Web page and app entries:
══════

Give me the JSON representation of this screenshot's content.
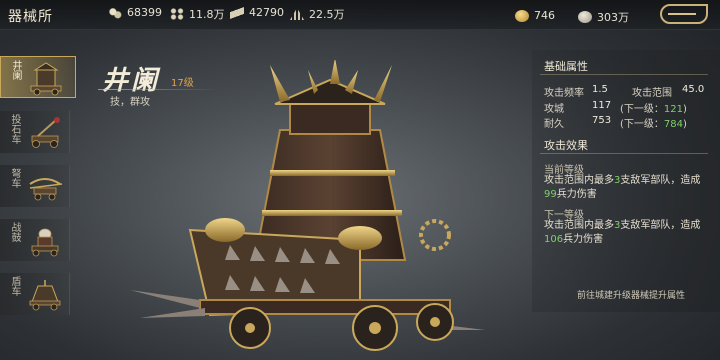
{
  "header": {
    "title": "器械所",
    "resources": [
      {
        "icon": "grain-icon",
        "value": "68399"
      },
      {
        "icon": "wood-icon",
        "value": "11.8万"
      },
      {
        "icon": "iron-icon",
        "value": "42790"
      },
      {
        "icon": "stone-icon",
        "value": "22.5万"
      }
    ],
    "coin": {
      "icon": "coin-icon",
      "value": "746"
    },
    "gem": {
      "icon": "gem-icon",
      "value": "303万"
    },
    "back_icon": "back-arrow-icon"
  },
  "sidebar": {
    "items": [
      {
        "label": "井阑",
        "active": true
      },
      {
        "label": "投石车",
        "active": false
      },
      {
        "label": "弩车",
        "active": false
      },
      {
        "label": "战鼓",
        "active": false
      },
      {
        "label": "盾车",
        "active": false
      }
    ]
  },
  "unit": {
    "name": "井阑",
    "level": "17级",
    "tags": "技，群攻"
  },
  "panel": {
    "basic_title": "基础属性",
    "freq_label": "攻击频率",
    "freq_value": "1.5",
    "range_label": "攻击范围",
    "range_value": "45.0",
    "siege_label": "攻城",
    "siege_value": "117",
    "siege_next_prefix": "(下一级：",
    "siege_next": "121",
    "close_paren": ")",
    "dura_label": "耐久",
    "dura_value": "753",
    "dura_next_prefix": "(下一级：",
    "dura_next": "784",
    "effect_title": "攻击效果",
    "current_label": "当前等级",
    "current_desc_1": "攻击范围内最多",
    "current_num": "3",
    "current_desc_2": "支敌军部队，造成",
    "current_dmg": "99",
    "current_desc_3": "兵力伤害",
    "next_label": "下一等级",
    "next_desc_1": "攻击范围内最多",
    "next_num": "3",
    "next_desc_2": "支敌军部队，造成",
    "next_dmg": "106",
    "next_desc_3": "兵力伤害",
    "upgrade_link": "前往城建升级器械提升属性"
  }
}
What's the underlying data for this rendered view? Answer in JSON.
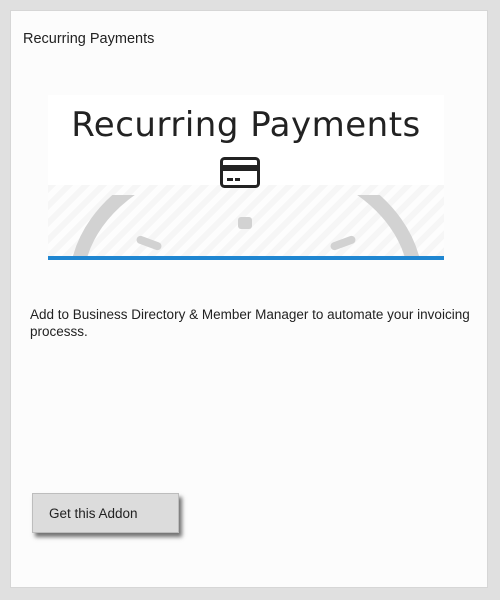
{
  "addon": {
    "title": "Recurring Payments",
    "banner_heading": "Recurring Payments",
    "description": "Add to Business Directory & Member Manager to automate your invoicing processs.",
    "button_label": "Get this Addon"
  },
  "colors": {
    "accent_line": "#1f86d1",
    "button_bg": "#dcdcdc",
    "page_bg": "#e0e0e0"
  },
  "icons": {
    "banner_icon": "credit-card-icon",
    "banner_graphic": "gauge-arc"
  }
}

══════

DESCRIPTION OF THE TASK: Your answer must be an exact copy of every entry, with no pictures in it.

RESULT FOR THIS EXERCISE:
Give me the JSON representation of this screenshot's content.
{
  "header": {
    "title": "器械所",
    "resources": [
      {
        "icon": "grain-icon",
        "value": "68399"
      },
      {
        "icon": "wood-icon",
        "value": "11.8万"
      },
      {
        "icon": "iron-icon",
        "value": "42790"
      },
      {
        "icon": "stone-icon",
        "value": "22.5万"
      }
    ],
    "coin": {
      "icon": "coin-icon",
      "value": "746"
    },
    "gem": {
      "icon": "gem-icon",
      "value": "303万"
    },
    "back_icon": "back-arrow-icon"
  },
  "sidebar": {
    "items": [
      {
        "label": "井阑",
        "active": true
      },
      {
        "label": "投石车",
        "active": false
      },
      {
        "label": "弩车",
        "active": false
      },
      {
        "label": "战鼓",
        "active": false
      },
      {
        "label": "盾车",
        "active": false
      }
    ]
  },
  "unit": {
    "name": "井阑",
    "level": "17级",
    "tags": "技，群攻"
  },
  "panel": {
    "basic_title": "基础属性",
    "freq_label": "攻击频率",
    "freq_value": "1.5",
    "range_label": "攻击范围",
    "range_value": "45.0",
    "siege_label": "攻城",
    "siege_value": "117",
    "siege_next_prefix": "(下一级：",
    "siege_next": "121",
    "close_paren": ")",
    "dura_label": "耐久",
    "dura_value": "753",
    "dura_next_prefix": "(下一级：",
    "dura_next": "784",
    "effect_title": "攻击效果",
    "current_label": "当前等级",
    "current_desc_1": "攻击范围内最多",
    "current_num": "3",
    "current_desc_2": "支敌军部队，造成",
    "current_dmg": "99",
    "current_desc_3": "兵力伤害",
    "next_label": "下一等级",
    "next_desc_1": "攻击范围内最多",
    "next_num": "3",
    "next_desc_2": "支敌军部队，造成",
    "next_dmg": "106",
    "next_desc_3": "兵力伤害",
    "upgrade_link": "前往城建升级器械提升属性"
  }
}
What's the underlying data for this rendered view? Answer in JSON.
{
  "addon": {
    "title": "Recurring Payments",
    "banner_heading": "Recurring Payments",
    "description": "Add to Business Directory & Member Manager to automate your invoicing processs.",
    "button_label": "Get this Addon"
  },
  "colors": {
    "accent_line": "#1f86d1",
    "button_bg": "#dcdcdc",
    "page_bg": "#e0e0e0"
  },
  "icons": {
    "banner_icon": "credit-card-icon",
    "banner_graphic": "gauge-arc"
  }
}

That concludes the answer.